The company says electricity bills can drop dramatically depending on location and usage, as customers are getting most of their electricity from the sun. The lower bill plus the leasing payment is still usually less than what they would pay for their old electricity bill. And because power bills are now forever on the rise, it means people using the new system would get an increasing amount of savings every year.
Commentator Nigel Morris says leasing is now fast becoming the new normal for the solar market and it will see more people entering.
“As for the future solar customer? We know there will be less early adopters and potentially less of our classic buyers because they are already in the market to some degree. So we’ll have more young customers, sceptical customers, more customers who couldn’t necessarily afford solar or they would already be in. The ‘wait and see’ brigade.
“Will they be more likely to want finance?
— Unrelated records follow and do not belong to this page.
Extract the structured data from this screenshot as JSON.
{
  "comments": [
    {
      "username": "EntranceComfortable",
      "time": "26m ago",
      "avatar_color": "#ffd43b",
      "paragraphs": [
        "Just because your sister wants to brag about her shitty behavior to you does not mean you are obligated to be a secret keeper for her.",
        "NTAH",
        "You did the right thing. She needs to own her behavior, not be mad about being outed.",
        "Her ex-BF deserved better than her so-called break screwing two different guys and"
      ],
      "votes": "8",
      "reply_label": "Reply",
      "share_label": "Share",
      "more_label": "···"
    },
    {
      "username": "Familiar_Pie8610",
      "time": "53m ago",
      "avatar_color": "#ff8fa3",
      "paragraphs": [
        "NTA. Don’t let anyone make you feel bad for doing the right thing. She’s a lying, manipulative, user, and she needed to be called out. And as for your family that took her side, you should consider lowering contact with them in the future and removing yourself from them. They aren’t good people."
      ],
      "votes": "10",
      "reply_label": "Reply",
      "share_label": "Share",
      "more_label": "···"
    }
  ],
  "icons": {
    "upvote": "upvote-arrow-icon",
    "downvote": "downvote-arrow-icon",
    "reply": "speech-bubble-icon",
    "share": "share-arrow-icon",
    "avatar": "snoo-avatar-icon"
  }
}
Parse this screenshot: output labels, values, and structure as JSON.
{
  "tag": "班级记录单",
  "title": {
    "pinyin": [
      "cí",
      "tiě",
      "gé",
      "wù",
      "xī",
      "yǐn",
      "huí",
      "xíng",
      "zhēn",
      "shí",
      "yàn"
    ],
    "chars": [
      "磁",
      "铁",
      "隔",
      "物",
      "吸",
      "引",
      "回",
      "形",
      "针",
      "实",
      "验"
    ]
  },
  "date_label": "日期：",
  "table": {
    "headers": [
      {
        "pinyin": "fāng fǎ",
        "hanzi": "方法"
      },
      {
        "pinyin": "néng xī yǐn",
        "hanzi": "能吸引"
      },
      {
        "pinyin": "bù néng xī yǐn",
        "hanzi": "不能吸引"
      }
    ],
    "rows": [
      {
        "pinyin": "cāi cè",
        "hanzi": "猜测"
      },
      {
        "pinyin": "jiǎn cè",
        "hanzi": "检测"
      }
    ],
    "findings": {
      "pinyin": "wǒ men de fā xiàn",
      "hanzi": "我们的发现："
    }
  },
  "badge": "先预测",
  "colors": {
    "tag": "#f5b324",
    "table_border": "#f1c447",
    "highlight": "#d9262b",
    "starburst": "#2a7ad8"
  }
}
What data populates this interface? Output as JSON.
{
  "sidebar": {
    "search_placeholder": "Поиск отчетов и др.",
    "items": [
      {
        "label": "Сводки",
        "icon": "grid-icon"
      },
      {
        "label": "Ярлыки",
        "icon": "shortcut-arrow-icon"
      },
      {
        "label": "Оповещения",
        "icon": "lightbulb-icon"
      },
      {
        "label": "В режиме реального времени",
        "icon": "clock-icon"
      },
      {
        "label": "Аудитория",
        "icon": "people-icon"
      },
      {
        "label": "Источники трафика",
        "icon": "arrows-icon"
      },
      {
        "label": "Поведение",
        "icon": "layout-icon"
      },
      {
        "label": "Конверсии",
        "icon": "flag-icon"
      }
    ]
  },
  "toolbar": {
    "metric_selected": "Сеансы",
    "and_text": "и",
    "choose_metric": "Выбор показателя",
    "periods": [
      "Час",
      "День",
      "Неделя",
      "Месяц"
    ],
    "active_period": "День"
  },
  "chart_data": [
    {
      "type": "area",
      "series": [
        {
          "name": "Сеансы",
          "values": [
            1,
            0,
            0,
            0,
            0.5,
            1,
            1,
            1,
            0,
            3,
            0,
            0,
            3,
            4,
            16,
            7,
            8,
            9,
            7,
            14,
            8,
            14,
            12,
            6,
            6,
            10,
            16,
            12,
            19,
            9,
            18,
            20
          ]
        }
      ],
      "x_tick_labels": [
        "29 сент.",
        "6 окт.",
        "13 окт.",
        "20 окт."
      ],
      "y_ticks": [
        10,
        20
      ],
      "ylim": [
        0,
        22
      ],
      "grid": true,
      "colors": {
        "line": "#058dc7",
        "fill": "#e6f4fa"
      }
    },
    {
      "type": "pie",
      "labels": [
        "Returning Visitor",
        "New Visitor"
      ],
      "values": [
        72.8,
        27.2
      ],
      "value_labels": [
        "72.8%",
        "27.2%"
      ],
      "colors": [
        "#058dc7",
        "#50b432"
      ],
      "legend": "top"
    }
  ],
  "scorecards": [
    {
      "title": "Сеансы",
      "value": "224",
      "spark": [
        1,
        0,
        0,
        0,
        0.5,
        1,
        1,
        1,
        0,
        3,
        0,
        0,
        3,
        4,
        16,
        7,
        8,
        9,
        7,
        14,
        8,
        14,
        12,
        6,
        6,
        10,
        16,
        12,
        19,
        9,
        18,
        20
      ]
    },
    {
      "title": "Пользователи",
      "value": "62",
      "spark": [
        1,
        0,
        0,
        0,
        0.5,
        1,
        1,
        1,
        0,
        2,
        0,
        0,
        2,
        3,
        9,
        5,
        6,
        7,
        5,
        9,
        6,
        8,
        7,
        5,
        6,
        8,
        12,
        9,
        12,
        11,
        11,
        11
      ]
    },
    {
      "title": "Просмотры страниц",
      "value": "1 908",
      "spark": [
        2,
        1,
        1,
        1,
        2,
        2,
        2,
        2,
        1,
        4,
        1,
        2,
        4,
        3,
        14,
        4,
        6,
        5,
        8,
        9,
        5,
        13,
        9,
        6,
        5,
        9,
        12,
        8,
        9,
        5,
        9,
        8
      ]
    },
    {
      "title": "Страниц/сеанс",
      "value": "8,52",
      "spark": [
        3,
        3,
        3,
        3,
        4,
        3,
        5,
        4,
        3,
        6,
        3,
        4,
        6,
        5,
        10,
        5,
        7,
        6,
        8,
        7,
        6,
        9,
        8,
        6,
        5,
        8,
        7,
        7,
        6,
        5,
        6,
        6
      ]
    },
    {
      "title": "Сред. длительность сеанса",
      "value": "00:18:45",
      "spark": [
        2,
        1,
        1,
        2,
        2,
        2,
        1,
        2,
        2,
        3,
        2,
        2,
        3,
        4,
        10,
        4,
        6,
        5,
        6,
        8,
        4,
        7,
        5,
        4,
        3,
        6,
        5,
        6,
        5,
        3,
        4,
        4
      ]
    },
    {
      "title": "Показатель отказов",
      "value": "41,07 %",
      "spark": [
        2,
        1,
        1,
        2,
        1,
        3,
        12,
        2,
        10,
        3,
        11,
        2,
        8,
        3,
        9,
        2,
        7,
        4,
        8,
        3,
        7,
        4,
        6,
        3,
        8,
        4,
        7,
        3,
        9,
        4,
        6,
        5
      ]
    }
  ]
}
I would suggest for an increasing proportion of the market the answer is ‘yes’.
“I have a view that reflects what we have seen in other countries that once solar can deliver electricity at lower cost than conventional electricity it increasingly becomes a financial service, rather than a product offer. The product simply enables a financial outcome – in fact, it is the only tangible outcome; kWh’s. That’s why finance fits so nicely with solar.”
Green Cross Australia has now created an innovative leasing model that aims to make solar power more accessible to homes around Australia. The scheme, Every Rooftop, has partnered with well-known Australian solar installation company Ingenero, which owns and maintains the photovoltaic panel system for the term of the lease. Monthly lease payments for 10 to 15 years will deliver savings compared to the average electricity bill.
Sunwiz managing director Warwick Johnston has told ABC that Australia is on track to see 90 per cent of owner-occupier homes install solar panels within the next five years.
“I suspect that as saturation approaches there’s going to be new markets that are opened up by innovative businesses, and those markets will include rental housing and those on lower incomes.”
Certainly, there is evidence that the takeup of solar is starting to hurt the utilities. They are starting to discover their business model is now under siege. In its annual report, Energex said the increased use of rooftop solar is starting to damage the company.
“Changing consumer behaviour is continuing to have a detrimental effect on prices. Due to a combination of influences including the significant rise in prices in the last few years and the increasing use of solar energy, there is reduced consumption of electricity, which in turn means the mostly fixed costs Energex faces have to be spread over a smaller chargeable base.”
Leasing will only exacerbate this for all utilities. This is not about technical issues, it’s purely about economics.
But there’s a missing part of the equation. All these leasing schemes are aimed at the residential market. The take up of solar would be greater if it were adopted by business.
Kylie Catchpole, associate professor of solar engineering at Australian National University, says we need these sorts of financial innovations for the business world so that more offices around Australia will be powered by solar energy. At the moment, she says, business is struggling to find it delivering any benefit to the bottom line.
“The main issues are split incentives (where one company owns the building and another pays the electricity bill) and lack of capital,’’ Catchpole says. “There is plenty of opportunity for innovative financing arrangements between companies that could make installing solar on commercial infrastructure a win-win situation.”
Creating a solar leasing model for business is the next big challenge.